Ontario-based tech company IRIS Inc. helps municipalities make data-driven decisions through their smart city hardware and integrated data platform, irisGO™. IRIS asked Mohawk researchers to design a prototype of a mobile platform that would monitor road conditions using a smartphone.
Future Ready Challenge
There’s a reason that local and provincial campaigns dedicated to finding the “worst road in Canada” gain so much attention. Poor road quality is negatively impacting Canadians on a daily basis. Whether you are riding a bike, taking a bus, or driving in a car, poorly maintained roads can mean anything from an uncomfortable commute, expensive repairs, or even an increased risk of accidents.
In a large Canadian city like Toronto, there can be as many as 3,000 km of local roads that need to be monitored by municipal staff. While city staff conducts manual audits and curbside inspections on a daily basis, the high volume of pavement that needs to be covered means that it is nearly impossible to get timely and accurate data about the condition of a city’s road network.
However, the rise of “smart cities” and innovative technology infrastructure is making it easier for cities to collect meaningful and time-sensitive data that can help resolve issues faster, saving time and staff resources and creating a more pleasant commute for Canadians.
R & D Collaboration
Tech company IRIS Inc. helps turn municipalities into smart cities, by giving them the tools to make data-driven decisions using irisGO™, the company’s Internet of Things (IoT) hardware and integrated data platform. In 2018, the company wanted to create a mobile app version of their irisGO™ that would make it easier for municipal road workers to capture data from municipal road inspections and evaluations using a cell phone.
To create this app, IRIS would need to combine machine learning expertise with experience in developing mobile apps, creating databases, and developing APIs. IRIS R&D didn’t have the in-house expertise that would help them develop the application, so they asked applied researchers at IDEAWORKS to design a working prototype of the app for testing and validation.
The mobile version of irisGO™ needed to be able to capture roadway data using the phone’s accelerometer sensor, geo-location services, microphone, camera, and internal processing unit.
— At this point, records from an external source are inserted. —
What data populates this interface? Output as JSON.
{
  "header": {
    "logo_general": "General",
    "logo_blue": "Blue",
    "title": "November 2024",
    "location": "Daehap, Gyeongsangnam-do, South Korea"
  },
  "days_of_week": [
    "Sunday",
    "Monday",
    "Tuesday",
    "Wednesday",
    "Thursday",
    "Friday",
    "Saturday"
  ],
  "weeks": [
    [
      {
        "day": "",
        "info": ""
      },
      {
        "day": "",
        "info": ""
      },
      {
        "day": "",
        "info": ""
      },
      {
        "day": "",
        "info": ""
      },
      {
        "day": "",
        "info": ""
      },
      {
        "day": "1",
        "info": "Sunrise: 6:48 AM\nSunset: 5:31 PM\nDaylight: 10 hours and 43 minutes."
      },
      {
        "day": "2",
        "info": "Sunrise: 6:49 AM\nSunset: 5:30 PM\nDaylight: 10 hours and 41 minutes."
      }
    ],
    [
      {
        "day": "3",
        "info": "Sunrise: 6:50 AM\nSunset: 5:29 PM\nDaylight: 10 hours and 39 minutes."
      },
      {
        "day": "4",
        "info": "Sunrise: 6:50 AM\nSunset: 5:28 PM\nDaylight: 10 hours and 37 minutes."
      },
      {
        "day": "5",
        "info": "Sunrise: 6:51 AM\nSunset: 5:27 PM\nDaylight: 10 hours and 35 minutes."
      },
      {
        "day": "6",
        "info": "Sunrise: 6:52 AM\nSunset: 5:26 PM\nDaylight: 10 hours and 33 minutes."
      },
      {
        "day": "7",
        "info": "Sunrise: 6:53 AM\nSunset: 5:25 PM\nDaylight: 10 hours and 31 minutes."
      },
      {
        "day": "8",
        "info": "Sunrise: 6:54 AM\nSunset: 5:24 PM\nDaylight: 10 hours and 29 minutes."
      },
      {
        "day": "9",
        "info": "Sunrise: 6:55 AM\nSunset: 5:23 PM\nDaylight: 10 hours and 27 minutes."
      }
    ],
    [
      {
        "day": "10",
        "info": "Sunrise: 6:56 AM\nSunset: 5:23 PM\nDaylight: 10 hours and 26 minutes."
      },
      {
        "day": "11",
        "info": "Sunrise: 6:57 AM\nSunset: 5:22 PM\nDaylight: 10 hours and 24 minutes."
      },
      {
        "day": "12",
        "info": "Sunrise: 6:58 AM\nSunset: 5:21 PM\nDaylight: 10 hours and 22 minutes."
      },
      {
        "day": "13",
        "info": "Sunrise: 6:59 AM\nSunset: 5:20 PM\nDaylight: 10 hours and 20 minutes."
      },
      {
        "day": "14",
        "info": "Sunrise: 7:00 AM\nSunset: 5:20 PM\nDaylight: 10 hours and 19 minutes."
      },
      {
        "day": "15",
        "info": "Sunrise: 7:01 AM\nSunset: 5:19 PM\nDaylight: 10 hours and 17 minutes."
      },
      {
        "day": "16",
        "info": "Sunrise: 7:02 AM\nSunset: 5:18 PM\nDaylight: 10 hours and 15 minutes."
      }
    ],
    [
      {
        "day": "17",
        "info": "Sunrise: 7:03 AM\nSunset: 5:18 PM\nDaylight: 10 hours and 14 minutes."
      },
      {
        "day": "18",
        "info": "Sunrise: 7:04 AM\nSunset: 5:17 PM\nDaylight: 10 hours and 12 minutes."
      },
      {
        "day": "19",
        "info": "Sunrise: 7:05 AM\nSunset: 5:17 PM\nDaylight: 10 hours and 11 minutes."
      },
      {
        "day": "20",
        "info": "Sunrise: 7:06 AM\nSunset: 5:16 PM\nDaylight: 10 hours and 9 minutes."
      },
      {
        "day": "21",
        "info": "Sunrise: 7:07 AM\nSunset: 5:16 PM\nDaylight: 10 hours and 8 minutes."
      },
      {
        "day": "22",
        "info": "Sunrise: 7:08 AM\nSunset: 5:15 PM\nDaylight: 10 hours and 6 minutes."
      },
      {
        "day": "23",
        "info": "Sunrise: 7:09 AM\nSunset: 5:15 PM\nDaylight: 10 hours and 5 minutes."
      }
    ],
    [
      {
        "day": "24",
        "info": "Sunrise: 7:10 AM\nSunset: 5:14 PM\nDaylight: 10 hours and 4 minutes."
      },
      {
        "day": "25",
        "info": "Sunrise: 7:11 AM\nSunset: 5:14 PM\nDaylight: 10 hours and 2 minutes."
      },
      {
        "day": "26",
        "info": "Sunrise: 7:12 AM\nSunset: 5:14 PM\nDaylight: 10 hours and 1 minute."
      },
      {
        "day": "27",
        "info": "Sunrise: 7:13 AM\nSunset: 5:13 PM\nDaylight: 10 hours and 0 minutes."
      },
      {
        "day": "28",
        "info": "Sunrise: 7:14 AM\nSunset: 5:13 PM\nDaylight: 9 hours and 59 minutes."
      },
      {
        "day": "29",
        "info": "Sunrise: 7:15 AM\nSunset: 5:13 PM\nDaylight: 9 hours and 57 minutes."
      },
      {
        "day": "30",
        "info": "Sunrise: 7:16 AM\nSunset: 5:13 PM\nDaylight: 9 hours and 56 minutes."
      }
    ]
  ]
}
It also needed to be able to transfer the image data and the related dataset into the cloud for extra analysis and evaluation.
The Mohawk research team built several iterations of the app, testing the prototype on the road to ensure that when a smartphone was mounted to a vehicle’s windshield, it was able to automatically capture images of the road at pre-defined intervals. Once an image is captured, it is time-stamped and tagged with location data and then displayed on a web-based geographic information system map (ArcGIS) that can be accessed by a municipality’s roadwork team. The way the data is collected and displayed helps municipal staff quickly evaluate road quality and efficiently deploy the necessary resources to resolve any issues.
After it was launched Fall 2020, the working prototype has been used to run commercial pilots in the City of Hamilton and other GTA municipalities such as London, Hamilton and other cities. By 2022, IRIS has fully commercialized their product and is used widely around the world. The company has also been globally recognized for its contributions to smart infrastructure, including winning a Smart 50 award and being named the Global Infrastructure Hub InfraChallenege 2021 winner.
“Working with Mohawk College helped us take an idea and turn it into something concrete,” says IRIS CEO and co-founder Emil Sylvester Ramos. “We have been successful because of the people who believe in our technology and our team and the impact we could have.”